Anyone who can't learn how to use a tool... Well there are so many IDEs...
Just use something else1
I was at school. Should be around 7 years old. They bought some new computers: XTs with green monitors.
I saw it as asked: how can I use one of there? They answered it was just to mid school to students, so I asked to have some typewriter classes.
A few years after, when I was finishing the typewriter classes, I used a IBM 286 for the first time at a friend's house. I've been using and studying it since that day. I just loved to use MS-DOS and the 5" disks.
When they decided to deprecate the old app that went back to early DOS, they decided to use VB.NET because they'd used some VBA and were familiar with it. Except they had a vague idea that C# was faster and decided to write the OpenGL code in that. Also they had some C++ code and decided to write more of it, accessed by the main program via COM.
I come in and the decision is made to integrate some third-party libs via a C++/CLI layer. On one hand screw COM, but on the other we're now using two non-standard MS C++ extensions. Then we decide we need scripting, so throw in some IronPython.
I'm the build engineer for all this, by the way. No fancy package managers since almost all the third-party dependencies are C++; a few of them are open source with our own hacks layered on top of the regular code, a few are proprietary. When I first started here you couldn't build on a fresh SVN checkout (ugh) without repeatedly building the program, copying DLLs manually, building again, ad nauseum. I finally got sick of being called in to do this process and announced that I was fixing it, which took a solid week of staring at failed compiler output.
Every so often someone wants to update that damn COM library and has to sacrifice a goat to figure out how the hell you get it to accept a new method. Maybe one day I'll do a whole rant just based on COM.
Dad brought home a i386 based desktop with MS-DOS and Windows 3.1 back in 1993.
Learned how to use basic command line to run video games like Commander Keen, Jazz Jackrabbit, Kilo Blaster, Wolfenstein, Doom, Raptor. All the classics. Good times.
I think we still have the computer somewhere.
i was around 10 year old. That time we used to use ms dos for drawing lines, traingle and stuff using commands that will print on execution . I was having hard time understanding it . I went to my father and asked for help. He taught me how it works and everything is logic only nothing else.That was life changing movement for me. Use to score very good in computers then on . Now a full time web developer
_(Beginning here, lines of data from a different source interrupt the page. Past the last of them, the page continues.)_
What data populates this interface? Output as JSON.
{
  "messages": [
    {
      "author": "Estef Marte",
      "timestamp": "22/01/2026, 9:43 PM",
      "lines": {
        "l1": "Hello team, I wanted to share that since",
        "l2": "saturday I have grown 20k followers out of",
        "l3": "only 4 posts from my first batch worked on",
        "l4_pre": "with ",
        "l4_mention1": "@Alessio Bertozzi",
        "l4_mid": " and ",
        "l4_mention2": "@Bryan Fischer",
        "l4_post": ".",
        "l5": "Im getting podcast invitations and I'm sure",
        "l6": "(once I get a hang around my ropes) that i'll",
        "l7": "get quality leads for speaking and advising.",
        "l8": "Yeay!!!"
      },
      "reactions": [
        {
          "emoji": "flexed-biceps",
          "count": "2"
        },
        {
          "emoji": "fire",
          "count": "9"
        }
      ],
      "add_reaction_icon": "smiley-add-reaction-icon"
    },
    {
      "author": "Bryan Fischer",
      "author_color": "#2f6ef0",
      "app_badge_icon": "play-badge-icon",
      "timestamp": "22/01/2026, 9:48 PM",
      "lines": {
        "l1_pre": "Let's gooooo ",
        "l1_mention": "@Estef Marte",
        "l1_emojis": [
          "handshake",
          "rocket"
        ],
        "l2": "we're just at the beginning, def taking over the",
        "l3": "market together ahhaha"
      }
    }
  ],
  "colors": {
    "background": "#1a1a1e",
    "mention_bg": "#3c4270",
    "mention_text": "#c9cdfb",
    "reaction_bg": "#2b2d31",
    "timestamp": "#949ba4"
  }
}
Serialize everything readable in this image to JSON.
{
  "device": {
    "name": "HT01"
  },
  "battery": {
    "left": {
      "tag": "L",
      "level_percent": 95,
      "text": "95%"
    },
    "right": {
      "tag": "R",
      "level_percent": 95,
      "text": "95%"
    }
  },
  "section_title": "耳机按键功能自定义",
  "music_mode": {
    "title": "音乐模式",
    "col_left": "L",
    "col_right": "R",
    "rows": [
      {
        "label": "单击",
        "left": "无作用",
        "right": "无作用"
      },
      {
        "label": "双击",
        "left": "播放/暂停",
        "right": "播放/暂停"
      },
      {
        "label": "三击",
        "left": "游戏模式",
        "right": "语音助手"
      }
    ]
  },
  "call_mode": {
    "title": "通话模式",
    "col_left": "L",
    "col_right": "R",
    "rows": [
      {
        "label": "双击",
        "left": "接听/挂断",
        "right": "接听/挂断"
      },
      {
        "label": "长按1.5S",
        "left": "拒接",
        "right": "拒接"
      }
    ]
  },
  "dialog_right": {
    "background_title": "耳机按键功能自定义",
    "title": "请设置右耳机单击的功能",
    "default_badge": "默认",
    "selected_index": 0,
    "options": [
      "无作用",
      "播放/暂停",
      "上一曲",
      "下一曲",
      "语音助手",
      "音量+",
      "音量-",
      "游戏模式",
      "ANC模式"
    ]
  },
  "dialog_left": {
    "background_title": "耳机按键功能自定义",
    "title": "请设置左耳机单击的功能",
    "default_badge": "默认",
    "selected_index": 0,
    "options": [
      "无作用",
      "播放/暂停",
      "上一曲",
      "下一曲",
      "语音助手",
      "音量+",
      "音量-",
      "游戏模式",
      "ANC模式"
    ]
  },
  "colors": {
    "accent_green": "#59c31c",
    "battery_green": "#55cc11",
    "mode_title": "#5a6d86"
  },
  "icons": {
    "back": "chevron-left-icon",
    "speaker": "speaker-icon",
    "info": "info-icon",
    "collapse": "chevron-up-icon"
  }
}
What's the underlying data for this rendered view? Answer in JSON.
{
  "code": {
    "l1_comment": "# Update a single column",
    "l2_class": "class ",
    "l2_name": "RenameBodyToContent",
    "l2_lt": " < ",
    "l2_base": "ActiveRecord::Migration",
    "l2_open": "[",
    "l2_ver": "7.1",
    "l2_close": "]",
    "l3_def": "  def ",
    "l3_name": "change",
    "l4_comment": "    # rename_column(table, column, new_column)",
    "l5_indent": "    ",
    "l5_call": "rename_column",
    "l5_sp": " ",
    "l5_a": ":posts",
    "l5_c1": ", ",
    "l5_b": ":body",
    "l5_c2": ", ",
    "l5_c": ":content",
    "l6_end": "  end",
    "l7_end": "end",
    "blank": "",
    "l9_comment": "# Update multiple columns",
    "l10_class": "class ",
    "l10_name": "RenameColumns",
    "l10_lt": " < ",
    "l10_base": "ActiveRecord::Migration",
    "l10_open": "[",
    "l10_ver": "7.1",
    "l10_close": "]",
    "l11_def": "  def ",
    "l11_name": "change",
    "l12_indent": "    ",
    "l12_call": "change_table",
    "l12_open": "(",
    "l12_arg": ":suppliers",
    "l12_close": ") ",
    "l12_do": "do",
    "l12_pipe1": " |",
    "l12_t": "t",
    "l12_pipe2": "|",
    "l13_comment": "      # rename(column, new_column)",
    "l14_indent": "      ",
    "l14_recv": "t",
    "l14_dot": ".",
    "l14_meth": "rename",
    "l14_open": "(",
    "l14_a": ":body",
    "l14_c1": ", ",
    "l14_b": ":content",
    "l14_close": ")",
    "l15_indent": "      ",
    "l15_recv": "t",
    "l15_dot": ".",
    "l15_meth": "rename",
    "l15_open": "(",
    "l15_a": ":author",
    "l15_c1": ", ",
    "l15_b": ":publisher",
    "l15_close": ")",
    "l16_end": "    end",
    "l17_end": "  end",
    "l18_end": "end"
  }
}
I was probably about 7 and my parents just bought their first computer.
It was on our living room table for at least a couple of weeks and the main attraction of the whole family.
I learned how to install MS DOS, some software and even games.
Tried to install MS-DOS 6.22. Was not fun at all. Tried 3 iso flashers in total. The closest that happened to DOS was unetbootin getting bootlooped on the 10 second countdown to automatic system start. I gave up on it eventually.
Alright, so i'm making an MS-DOS 6.22 box on a modern laptop: 80GB HDD (SATA 2), 2GB RAM (rip 9x, smallest stick I got,) AMD x64 CPU (they stuck a single-core 1GHz CPU in a laptop meant for Win8.0, with age it's slowed to around 600MHz effective, so it's more suited to being an XP box but I have no XP drivers...)
I'm not strapped for space at all (I could make 4 2GB partitions with no issue) but should I use DRVSPACE? I've never used DOS-era disc compression (and won't fucking touch DoubleSpace, for those that remember that and its issues) and i'm wanting to fuck with it some.
EDIT: fuck CSM, gotta use GRUB to load DOS...2